Problem
Nothing but the exact text of the entries should appear in your answer; pictures stay out.

Data to use

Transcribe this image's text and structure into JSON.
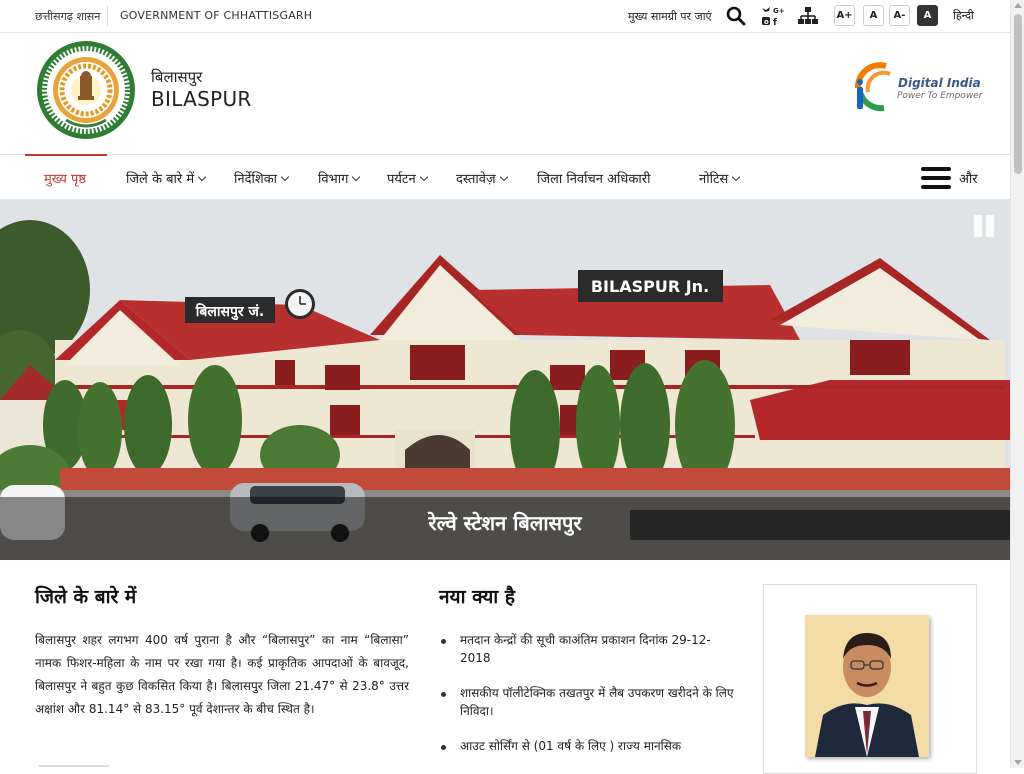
{
  "topbar": {
    "gov_hindi": "छत्तीसगढ़ शासन",
    "gov_english": "GOVERNMENT OF CHHATTISGARH",
    "skip_link": "मुख्य सामग्री पर जाएं",
    "font_increase": "A+",
    "font_normal": "A",
    "font_decrease": "A-",
    "contrast": "A",
    "language": "हिन्दी"
  },
  "header": {
    "district_hindi": "बिलासपुर",
    "district_english": "BILASPUR",
    "digital_india_title": "Digital India",
    "digital_india_tagline": "Power To Empower"
  },
  "nav": {
    "items": [
      {
        "label": "मुख्य पृष्ठ",
        "dropdown": false
      },
      {
        "label": "जिले के बारे में",
        "dropdown": true
      },
      {
        "label": "निर्देशिका",
        "dropdown": true
      },
      {
        "label": "विभाग",
        "dropdown": true
      },
      {
        "label": "पर्यटन",
        "dropdown": true
      },
      {
        "label": "दस्तावेज़",
        "dropdown": true
      },
      {
        "label": "जिला निर्वाचन अधिकारी",
        "dropdown": false
      },
      {
        "label": "नोटिस",
        "dropdown": true
      }
    ],
    "more": "और"
  },
  "banner": {
    "caption": "रेल्वे स्टेशन बिलासपुर",
    "sign_hindi": "बिलासपुर जं.",
    "sign_english": "BILASPUR Jn."
  },
  "about": {
    "heading": "जिले के बारे में",
    "text": "बिलासपुर शहर लगभग 400 वर्ष पुराना है और “बिलासपुर” का नाम “बिलासा” नामक फिशर-महिला के नाम पर रखा गया है। कई प्राकृतिक आपदाओं के बावजूद, बिलासपुर ने बहुत कुछ विकसित किया है। बिलासपुर जिला 21.47° से 23.8° उत्तर अक्षांश और 81.14° से 83.15° पूर्व देशान्तर के बीच स्थित है।"
  },
  "news": {
    "heading": "नया क्या है",
    "items": [
      "मतदान केन्द्रों की सूची काअंतिम प्रकाशन दिनांक 29-12-2018",
      "शासकीय पॉलीटेक्निक तखतपुर में लैब उपकरण खरीदने के लिए निविदा।",
      "आउट सोर्सिंग से (01 वर्ष के लिए ) राज्य मानसिक"
    ]
  },
  "colors": {
    "accent": "#c0392b",
    "sky": "#dde1e4",
    "brick": "#b3262a"
  }
}
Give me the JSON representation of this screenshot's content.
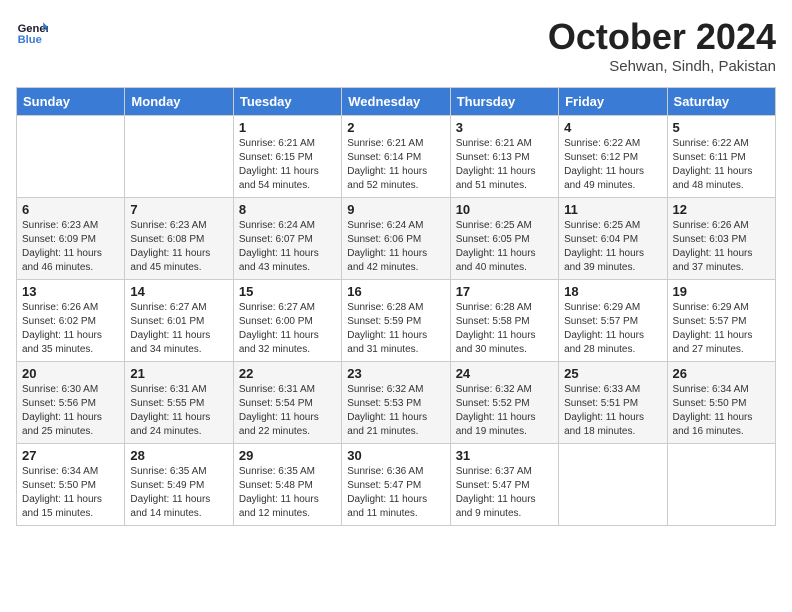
{
  "header": {
    "logo_line1": "General",
    "logo_line2": "Blue",
    "month_title": "October 2024",
    "location": "Sehwan, Sindh, Pakistan"
  },
  "days_of_week": [
    "Sunday",
    "Monday",
    "Tuesday",
    "Wednesday",
    "Thursday",
    "Friday",
    "Saturday"
  ],
  "weeks": [
    [
      {
        "num": "",
        "info": ""
      },
      {
        "num": "",
        "info": ""
      },
      {
        "num": "1",
        "info": "Sunrise: 6:21 AM\nSunset: 6:15 PM\nDaylight: 11 hours and 54 minutes."
      },
      {
        "num": "2",
        "info": "Sunrise: 6:21 AM\nSunset: 6:14 PM\nDaylight: 11 hours and 52 minutes."
      },
      {
        "num": "3",
        "info": "Sunrise: 6:21 AM\nSunset: 6:13 PM\nDaylight: 11 hours and 51 minutes."
      },
      {
        "num": "4",
        "info": "Sunrise: 6:22 AM\nSunset: 6:12 PM\nDaylight: 11 hours and 49 minutes."
      },
      {
        "num": "5",
        "info": "Sunrise: 6:22 AM\nSunset: 6:11 PM\nDaylight: 11 hours and 48 minutes."
      }
    ],
    [
      {
        "num": "6",
        "info": "Sunrise: 6:23 AM\nSunset: 6:09 PM\nDaylight: 11 hours and 46 minutes."
      },
      {
        "num": "7",
        "info": "Sunrise: 6:23 AM\nSunset: 6:08 PM\nDaylight: 11 hours and 45 minutes."
      },
      {
        "num": "8",
        "info": "Sunrise: 6:24 AM\nSunset: 6:07 PM\nDaylight: 11 hours and 43 minutes."
      },
      {
        "num": "9",
        "info": "Sunrise: 6:24 AM\nSunset: 6:06 PM\nDaylight: 11 hours and 42 minutes."
      },
      {
        "num": "10",
        "info": "Sunrise: 6:25 AM\nSunset: 6:05 PM\nDaylight: 11 hours and 40 minutes."
      },
      {
        "num": "11",
        "info": "Sunrise: 6:25 AM\nSunset: 6:04 PM\nDaylight: 11 hours and 39 minutes."
      },
      {
        "num": "12",
        "info": "Sunrise: 6:26 AM\nSunset: 6:03 PM\nDaylight: 11 hours and 37 minutes."
      }
    ],
    [
      {
        "num": "13",
        "info": "Sunrise: 6:26 AM\nSunset: 6:02 PM\nDaylight: 11 hours and 35 minutes."
      },
      {
        "num": "14",
        "info": "Sunrise: 6:27 AM\nSunset: 6:01 PM\nDaylight: 11 hours and 34 minutes."
      },
      {
        "num": "15",
        "info": "Sunrise: 6:27 AM\nSunset: 6:00 PM\nDaylight: 11 hours and 32 minutes."
      },
      {
        "num": "16",
        "info": "Sunrise: 6:28 AM\nSunset: 5:59 PM\nDaylight: 11 hours and 31 minutes."
      },
      {
        "num": "17",
        "info": "Sunrise: 6:28 AM\nSunset: 5:58 PM\nDaylight: 11 hours and 30 minutes."
      },
      {
        "num": "18",
        "info": "Sunrise: 6:29 AM\nSunset: 5:57 PM\nDaylight: 11 hours and 28 minutes."
      },
      {
        "num": "19",
        "info": "Sunrise: 6:29 AM\nSunset: 5:57 PM\nDaylight: 11 hours and 27 minutes."
      }
    ],
    [
      {
        "num": "20",
        "info": "Sunrise: 6:30 AM\nSunset: 5:56 PM\nDaylight: 11 hours and 25 minutes."
      },
      {
        "num": "21",
        "info": "Sunrise: 6:31 AM\nSunset: 5:55 PM\nDaylight: 11 hours and 24 minutes."
      },
      {
        "num": "22",
        "info": "Sunrise: 6:31 AM\nSunset: 5:54 PM\nDaylight: 11 hours and 22 minutes."
      },
      {
        "num": "23",
        "info": "Sunrise: 6:32 AM\nSunset: 5:53 PM\nDaylight: 11 hours and 21 minutes."
      },
      {
        "num": "24",
        "info": "Sunrise: 6:32 AM\nSunset: 5:52 PM\nDaylight: 11 hours and 19 minutes."
      },
      {
        "num": "25",
        "info": "Sunrise: 6:33 AM\nSunset: 5:51 PM\nDaylight: 11 hours and 18 minutes."
      },
      {
        "num": "26",
        "info": "Sunrise: 6:34 AM\nSunset: 5:50 PM\nDaylight: 11 hours and 16 minutes."
      }
    ],
    [
      {
        "num": "27",
        "info": "Sunrise: 6:34 AM\nSunset: 5:50 PM\nDaylight: 11 hours and 15 minutes."
      },
      {
        "num": "28",
        "info": "Sunrise: 6:35 AM\nSunset: 5:49 PM\nDaylight: 11 hours and 14 minutes."
      },
      {
        "num": "29",
        "info": "Sunrise: 6:35 AM\nSunset: 5:48 PM\nDaylight: 11 hours and 12 minutes."
      },
      {
        "num": "30",
        "info": "Sunrise: 6:36 AM\nSunset: 5:47 PM\nDaylight: 11 hours and 11 minutes."
      },
      {
        "num": "31",
        "info": "Sunrise: 6:37 AM\nSunset: 5:47 PM\nDaylight: 11 hours and 9 minutes."
      },
      {
        "num": "",
        "info": ""
      },
      {
        "num": "",
        "info": ""
      }
    ]
  ]
}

Solved problem
Transcribe this image's text and structure into JSON.
{
  "topbar": {
    "gov_hindi": "छत्तीसगढ़ शासन",
    "gov_english": "GOVERNMENT OF CHHATTISGARH",
    "skip_link": "मुख्य सामग्री पर जाएं",
    "font_increase": "A+",
    "font_normal": "A",
    "font_decrease": "A-",
    "contrast": "A",
    "language": "हिन्दी"
  },
  "header": {
    "district_hindi": "बिलासपुर",
    "district_english": "BILASPUR",
    "digital_india_title": "Digital India",
    "digital_india_tagline": "Power To Empower"
  },
  "nav": {
    "items": [
      {
        "label": "मुख्य पृष्ठ",
        "dropdown": false
      },
      {
        "label": "जिले के बारे में",
        "dropdown": true
      },
      {
        "label": "निर्देशिका",
        "dropdown": true
      },
      {
        "label": "विभाग",
        "dropdown": true
      },
      {
        "label": "पर्यटन",
        "dropdown": true
      },
      {
        "label": "दस्तावेज़",
        "dropdown": true
      },
      {
        "label": "जिला निर्वाचन अधिकारी",
        "dropdown": false
      },
      {
        "label": "नोटिस",
        "dropdown": true
      }
    ],
    "more": "और"
  },
  "banner": {
    "caption": "रेल्वे स्टेशन बिलासपुर",
    "sign_hindi": "बिलासपुर जं.",
    "sign_english": "BILASPUR Jn."
  },
  "about": {
    "heading": "जिले के बारे में",
    "text": "बिलासपुर शहर लगभग 400 वर्ष पुराना है और “बिलासपुर” का नाम “बिलासा” नामक फिशर-महिला के नाम पर रखा गया है। कई प्राकृतिक आपदाओं के बावजूद, बिलासपुर ने बहुत कुछ विकसित किया है। बिलासपुर जिला 21.47° से 23.8° उत्तर अक्षांश और 81.14° से 83.15° पूर्व देशान्तर के बीच स्थित है।"
  },
  "news": {
    "heading": "नया क्या है",
    "items": [
      "मतदान केन्द्रों की सूची काअंतिम प्रकाशन दिनांक 29-12-2018",
      "शासकीय पॉलीटेक्निक तखतपुर में लैब उपकरण खरीदने के लिए निविदा।",
      "आउट सोर्सिंग से (01 वर्ष के लिए ) राज्य मानसिक"
    ]
  },
  "colors": {
    "accent": "#c0392b",
    "sky": "#dde1e4",
    "brick": "#b3262a"
  }
}
Give me the JSON representation of this screenshot's content.
{
  "header": {
    "logo_line1": "General",
    "logo_line2": "Blue",
    "month_title": "October 2024",
    "location": "Sehwan, Sindh, Pakistan"
  },
  "days_of_week": [
    "Sunday",
    "Monday",
    "Tuesday",
    "Wednesday",
    "Thursday",
    "Friday",
    "Saturday"
  ],
  "weeks": [
    [
      {
        "num": "",
        "info": ""
      },
      {
        "num": "",
        "info": ""
      },
      {
        "num": "1",
        "info": "Sunrise: 6:21 AM\nSunset: 6:15 PM\nDaylight: 11 hours and 54 minutes."
      },
      {
        "num": "2",
        "info": "Sunrise: 6:21 AM\nSunset: 6:14 PM\nDaylight: 11 hours and 52 minutes."
      },
      {
        "num": "3",
        "info": "Sunrise: 6:21 AM\nSunset: 6:13 PM\nDaylight: 11 hours and 51 minutes."
      },
      {
        "num": "4",
        "info": "Sunrise: 6:22 AM\nSunset: 6:12 PM\nDaylight: 11 hours and 49 minutes."
      },
      {
        "num": "5",
        "info": "Sunrise: 6:22 AM\nSunset: 6:11 PM\nDaylight: 11 hours and 48 minutes."
      }
    ],
    [
      {
        "num": "6",
        "info": "Sunrise: 6:23 AM\nSunset: 6:09 PM\nDaylight: 11 hours and 46 minutes."
      },
      {
        "num": "7",
        "info": "Sunrise: 6:23 AM\nSunset: 6:08 PM\nDaylight: 11 hours and 45 minutes."
      },
      {
        "num": "8",
        "info": "Sunrise: 6:24 AM\nSunset: 6:07 PM\nDaylight: 11 hours and 43 minutes."
      },
      {
        "num": "9",
        "info": "Sunrise: 6:24 AM\nSunset: 6:06 PM\nDaylight: 11 hours and 42 minutes."
      },
      {
        "num": "10",
        "info": "Sunrise: 6:25 AM\nSunset: 6:05 PM\nDaylight: 11 hours and 40 minutes."
      },
      {
        "num": "11",
        "info": "Sunrise: 6:25 AM\nSunset: 6:04 PM\nDaylight: 11 hours and 39 minutes."
      },
      {
        "num": "12",
        "info": "Sunrise: 6:26 AM\nSunset: 6:03 PM\nDaylight: 11 hours and 37 minutes."
      }
    ],
    [
      {
        "num": "13",
        "info": "Sunrise: 6:26 AM\nSunset: 6:02 PM\nDaylight: 11 hours and 35 minutes."
      },
      {
        "num": "14",
        "info": "Sunrise: 6:27 AM\nSunset: 6:01 PM\nDaylight: 11 hours and 34 minutes."
      },
      {
        "num": "15",
        "info": "Sunrise: 6:27 AM\nSunset: 6:00 PM\nDaylight: 11 hours and 32 minutes."
      },
      {
        "num": "16",
        "info": "Sunrise: 6:28 AM\nSunset: 5:59 PM\nDaylight: 11 hours and 31 minutes."
      },
      {
        "num": "17",
        "info": "Sunrise: 6:28 AM\nSunset: 5:58 PM\nDaylight: 11 hours and 30 minutes."
      },
      {
        "num": "18",
        "info": "Sunrise: 6:29 AM\nSunset: 5:57 PM\nDaylight: 11 hours and 28 minutes."
      },
      {
        "num": "19",
        "info": "Sunrise: 6:29 AM\nSunset: 5:57 PM\nDaylight: 11 hours and 27 minutes."
      }
    ],
    [
      {
        "num": "20",
        "info": "Sunrise: 6:30 AM\nSunset: 5:56 PM\nDaylight: 11 hours and 25 minutes."
      },
      {
        "num": "21",
        "info": "Sunrise: 6:31 AM\nSunset: 5:55 PM\nDaylight: 11 hours and 24 minutes."
      },
      {
        "num": "22",
        "info": "Sunrise: 6:31 AM\nSunset: 5:54 PM\nDaylight: 11 hours and 22 minutes."
      },
      {
        "num": "23",
        "info": "Sunrise: 6:32 AM\nSunset: 5:53 PM\nDaylight: 11 hours and 21 minutes."
      },
      {
        "num": "24",
        "info": "Sunrise: 6:32 AM\nSunset: 5:52 PM\nDaylight: 11 hours and 19 minutes."
      },
      {
        "num": "25",
        "info": "Sunrise: 6:33 AM\nSunset: 5:51 PM\nDaylight: 11 hours and 18 minutes."
      },
      {
        "num": "26",
        "info": "Sunrise: 6:34 AM\nSunset: 5:50 PM\nDaylight: 11 hours and 16 minutes."
      }
    ],
    [
      {
        "num": "27",
        "info": "Sunrise: 6:34 AM\nSunset: 5:50 PM\nDaylight: 11 hours and 15 minutes."
      },
      {
        "num": "28",
        "info": "Sunrise: 6:35 AM\nSunset: 5:49 PM\nDaylight: 11 hours and 14 minutes."
      },
      {
        "num": "29",
        "info": "Sunrise: 6:35 AM\nSunset: 5:48 PM\nDaylight: 11 hours and 12 minutes."
      },
      {
        "num": "30",
        "info": "Sunrise: 6:36 AM\nSunset: 5:47 PM\nDaylight: 11 hours and 11 minutes."
      },
      {
        "num": "31",
        "info": "Sunrise: 6:37 AM\nSunset: 5:47 PM\nDaylight: 11 hours and 9 minutes."
      },
      {
        "num": "",
        "info": ""
      },
      {
        "num": "",
        "info": ""
      }
    ]
  ]
}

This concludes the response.